As we pass the November 2019 of the first film’s setting, the futurism of Ridley Scott’s epic science-fiction masterpiece Blade Runner seems a little further afield than maybe we had once hoped. While there are no replicas to be seen, Scott’s work still holds up today some nearly four decades after its release.
Much of that is down to the fact that after the Blade Runner‘s initial release in 1982, which by all accounts was a flop, Scott continued to tweak, delete and finely chop the film until it reached its peak. While we don’t like to point fingers as to why the 1982 release was so under-par in comparison to the one we watch today we have to look squarely at those higher-ups in the film business – studio executives.
Below are a set of studio notes handed down to Ridley Scott in the director’s chair and plain as day you can see the issues Scott faced before release. An extensive list as it is, the attention brought upon the film’s voiceovers must’ve contributed to the countless stilted scenes where Harrison Ford had seemingly been locked in a studio for 48 hours straight.
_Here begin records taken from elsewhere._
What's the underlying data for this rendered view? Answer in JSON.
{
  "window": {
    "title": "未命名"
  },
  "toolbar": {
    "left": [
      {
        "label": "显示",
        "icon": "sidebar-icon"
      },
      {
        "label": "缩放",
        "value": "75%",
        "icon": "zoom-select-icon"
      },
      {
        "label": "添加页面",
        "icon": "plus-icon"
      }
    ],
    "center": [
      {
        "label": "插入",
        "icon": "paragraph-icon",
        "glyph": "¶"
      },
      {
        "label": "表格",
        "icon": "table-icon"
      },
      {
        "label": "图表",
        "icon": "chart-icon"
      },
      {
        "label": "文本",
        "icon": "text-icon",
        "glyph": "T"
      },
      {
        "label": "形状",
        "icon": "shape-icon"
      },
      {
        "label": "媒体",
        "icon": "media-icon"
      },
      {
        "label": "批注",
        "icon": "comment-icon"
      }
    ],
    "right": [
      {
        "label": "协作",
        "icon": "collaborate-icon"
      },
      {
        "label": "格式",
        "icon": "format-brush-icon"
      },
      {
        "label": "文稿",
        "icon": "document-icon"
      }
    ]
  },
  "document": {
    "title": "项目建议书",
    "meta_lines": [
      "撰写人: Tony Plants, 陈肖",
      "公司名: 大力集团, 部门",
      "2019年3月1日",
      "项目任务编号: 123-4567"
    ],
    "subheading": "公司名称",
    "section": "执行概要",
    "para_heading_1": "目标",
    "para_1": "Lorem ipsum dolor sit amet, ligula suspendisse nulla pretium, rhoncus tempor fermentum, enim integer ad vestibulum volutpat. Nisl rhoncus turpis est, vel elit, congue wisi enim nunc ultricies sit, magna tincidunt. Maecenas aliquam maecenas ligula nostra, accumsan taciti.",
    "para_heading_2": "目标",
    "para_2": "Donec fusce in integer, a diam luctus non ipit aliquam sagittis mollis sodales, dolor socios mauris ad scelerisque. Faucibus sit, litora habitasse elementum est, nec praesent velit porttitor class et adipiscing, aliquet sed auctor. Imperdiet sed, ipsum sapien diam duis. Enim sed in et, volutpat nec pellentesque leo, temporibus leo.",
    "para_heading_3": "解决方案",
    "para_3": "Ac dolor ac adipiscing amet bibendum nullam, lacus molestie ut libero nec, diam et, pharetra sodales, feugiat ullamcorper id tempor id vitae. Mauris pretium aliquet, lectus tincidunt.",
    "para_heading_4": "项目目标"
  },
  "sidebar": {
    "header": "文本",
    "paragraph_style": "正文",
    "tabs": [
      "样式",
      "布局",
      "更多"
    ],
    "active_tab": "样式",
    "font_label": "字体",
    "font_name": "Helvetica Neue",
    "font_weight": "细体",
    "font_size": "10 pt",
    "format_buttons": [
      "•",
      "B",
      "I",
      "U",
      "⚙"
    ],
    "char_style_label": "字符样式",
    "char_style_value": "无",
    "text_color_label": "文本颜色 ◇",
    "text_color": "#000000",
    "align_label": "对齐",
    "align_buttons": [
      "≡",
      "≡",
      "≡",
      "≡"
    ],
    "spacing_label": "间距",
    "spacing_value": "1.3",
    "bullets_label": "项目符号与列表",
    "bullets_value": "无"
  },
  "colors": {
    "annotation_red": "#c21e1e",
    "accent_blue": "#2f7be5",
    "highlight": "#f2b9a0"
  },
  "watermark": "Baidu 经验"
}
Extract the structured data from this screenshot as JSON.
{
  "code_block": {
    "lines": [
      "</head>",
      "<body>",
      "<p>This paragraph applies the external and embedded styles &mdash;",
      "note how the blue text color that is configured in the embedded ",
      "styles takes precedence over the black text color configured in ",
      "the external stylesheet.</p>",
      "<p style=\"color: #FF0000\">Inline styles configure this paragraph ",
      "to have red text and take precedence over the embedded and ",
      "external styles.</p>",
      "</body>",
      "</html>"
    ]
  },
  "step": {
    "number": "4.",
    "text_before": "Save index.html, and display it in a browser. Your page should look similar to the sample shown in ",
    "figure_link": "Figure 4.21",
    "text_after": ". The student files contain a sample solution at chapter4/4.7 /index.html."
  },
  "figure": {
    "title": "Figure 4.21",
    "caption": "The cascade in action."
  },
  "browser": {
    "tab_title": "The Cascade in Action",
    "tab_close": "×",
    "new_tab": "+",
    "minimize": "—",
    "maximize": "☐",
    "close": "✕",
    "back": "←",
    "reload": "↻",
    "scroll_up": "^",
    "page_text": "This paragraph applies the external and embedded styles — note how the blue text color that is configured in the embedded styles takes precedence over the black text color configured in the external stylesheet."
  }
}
It added a lethargic dreariness to the picture that really brings it down. One special note from ‘A.L.’, demands: “They have to put more tits into the Zhora dressing room scene.”
Once this voiceover track is removed and with a few pieces of editing magic from Scott and his team and we have the near-perfect film you see today. While there have been countless cuts and extended edits, the grandeur of the film will never reach the lows of its opening weekend in 1982 ever again.
While much of the studio board and, indeed, much of the paying audience didn’t find much joy in the original release, there were some who were pleased with how the movie was shaping up.
Philip K. Dick, the author of Do Androids Dream of Electric Sheep which acted as the source material for Scott’s vision, said after only watching a preview of the film how impactful it would be. “This indeed is not science fiction,” Dick wrote in a letter available on his official site. “It is not fantasy; it is exactly what [star] Harrison [Ford] said: futurism. The impact of Blade Runner is simply going to be overwhelming, both on the public and on creative people — and, I believe, on science fiction as a field.
Read below the lengthy studio notes given to Ridley Scott for 1982′ Blade Runner and be happy he doesn’t have to listen to them anymore.
Source: Open Culture